Photograph: Myrl L. Duncan.

Myrl L. Duncan

Professor of Law
B.A., University of Kansas, 1970
J.D., Georgetown University Law Center, 1975
LL.M., Columbia University School of Law, 1981
J.S.D., Columbia University School of Law, 1988
Contact Information:
Room 304
"Teaching gives me the opportunity to explore legal subjects in depth, something you can't do in the rough-and-tumble practice of law. I love reading, thinking, and writing, but most of all interacting with students. Not only do my teaching responsibilities match perfectly with the issues I care most about, but those issues are on the dynamic cutting edge of the law. I actually get paid to do the two things I love most: teach and continue to learn and think about the environment and ways to protect natural resources."

Prior to joining the Washburn Law faculty in 1977, Professor Duncan clerked for the Kansas Supreme Court. He is admitted to practice law in Kansas and served as a member of the Kansas Board of Law Examiners.

Professor Duncan is an environmentalist, affiliated with the boards of several environmental organizations.

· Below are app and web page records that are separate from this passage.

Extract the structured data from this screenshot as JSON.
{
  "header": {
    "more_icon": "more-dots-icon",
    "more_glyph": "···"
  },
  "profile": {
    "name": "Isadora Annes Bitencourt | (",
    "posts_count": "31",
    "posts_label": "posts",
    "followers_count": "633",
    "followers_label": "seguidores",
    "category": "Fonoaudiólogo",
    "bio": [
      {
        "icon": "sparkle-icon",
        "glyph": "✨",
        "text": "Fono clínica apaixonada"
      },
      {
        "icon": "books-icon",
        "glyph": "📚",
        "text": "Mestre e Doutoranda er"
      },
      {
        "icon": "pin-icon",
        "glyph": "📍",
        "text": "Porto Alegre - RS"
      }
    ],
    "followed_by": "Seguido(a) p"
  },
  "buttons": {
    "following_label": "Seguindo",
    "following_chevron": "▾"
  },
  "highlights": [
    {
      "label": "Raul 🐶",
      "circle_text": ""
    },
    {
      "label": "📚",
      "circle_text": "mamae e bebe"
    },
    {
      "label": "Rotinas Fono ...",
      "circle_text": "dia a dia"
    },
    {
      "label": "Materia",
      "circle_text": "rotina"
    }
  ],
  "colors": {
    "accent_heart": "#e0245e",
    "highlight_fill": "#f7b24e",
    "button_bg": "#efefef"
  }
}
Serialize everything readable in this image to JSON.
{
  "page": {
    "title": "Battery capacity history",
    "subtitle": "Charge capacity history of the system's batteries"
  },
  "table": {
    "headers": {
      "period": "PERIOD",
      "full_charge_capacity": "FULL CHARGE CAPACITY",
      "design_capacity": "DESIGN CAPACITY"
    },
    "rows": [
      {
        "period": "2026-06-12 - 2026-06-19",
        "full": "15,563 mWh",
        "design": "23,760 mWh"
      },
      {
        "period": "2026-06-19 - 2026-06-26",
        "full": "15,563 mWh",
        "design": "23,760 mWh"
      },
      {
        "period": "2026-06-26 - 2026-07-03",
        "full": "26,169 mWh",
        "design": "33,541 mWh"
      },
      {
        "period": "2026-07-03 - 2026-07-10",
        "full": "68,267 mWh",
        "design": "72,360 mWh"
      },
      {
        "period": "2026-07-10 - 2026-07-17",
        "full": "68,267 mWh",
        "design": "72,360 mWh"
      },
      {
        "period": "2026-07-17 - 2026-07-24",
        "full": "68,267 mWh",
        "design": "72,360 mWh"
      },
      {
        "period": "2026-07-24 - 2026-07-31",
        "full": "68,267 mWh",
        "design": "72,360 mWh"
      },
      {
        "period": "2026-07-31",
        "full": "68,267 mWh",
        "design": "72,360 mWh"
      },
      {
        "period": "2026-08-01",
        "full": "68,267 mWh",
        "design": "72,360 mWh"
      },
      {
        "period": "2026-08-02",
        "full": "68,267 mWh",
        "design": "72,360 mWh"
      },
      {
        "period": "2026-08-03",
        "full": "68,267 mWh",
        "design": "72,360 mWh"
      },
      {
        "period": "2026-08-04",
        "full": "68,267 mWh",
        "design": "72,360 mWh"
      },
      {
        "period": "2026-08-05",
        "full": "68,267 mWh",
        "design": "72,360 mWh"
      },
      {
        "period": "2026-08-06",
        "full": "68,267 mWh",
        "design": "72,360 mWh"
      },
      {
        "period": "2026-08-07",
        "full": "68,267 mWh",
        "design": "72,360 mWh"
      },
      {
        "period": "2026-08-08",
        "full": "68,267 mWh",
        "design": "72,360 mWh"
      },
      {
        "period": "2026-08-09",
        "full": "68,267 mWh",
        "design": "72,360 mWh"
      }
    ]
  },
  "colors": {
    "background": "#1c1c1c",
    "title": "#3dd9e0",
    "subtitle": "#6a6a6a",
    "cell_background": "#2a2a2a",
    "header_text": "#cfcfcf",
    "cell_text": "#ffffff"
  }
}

In 1995-96 he served as the Natural Resources Law Institute Fellow at Northwestern School of Law of Lewis and Clark College in Portland Oregon, where he explored natural resource issues and wrote about the historic tension between environmental regulation and private property.

Professor Duncan is the Faculty Advisor to the Washburn Law Journal.

Professor Duncan's Justice Quote:

"Each time a man stands up for an ideal, or acts to improve the lot of others, or strikes out against injustice, he sends forth a tiny ripple of hope, and crossing each other from a million different centers of energy and daring those ripples build a current which can sweep down the mightiest walls of oppression and resistance" – Sen. Robert F. Kennedy, University of Capetown, South Africa, June 6, 1966

Professor Duncan's Recommended Reading on Racial Justice:

Teaching Responsibilities
  • Environmental Law
  • Property I
  • Public Land Law
  • Employment Discrimination
  • Federal Indian Law
Support Staff
Shirley Jacobson
Room 302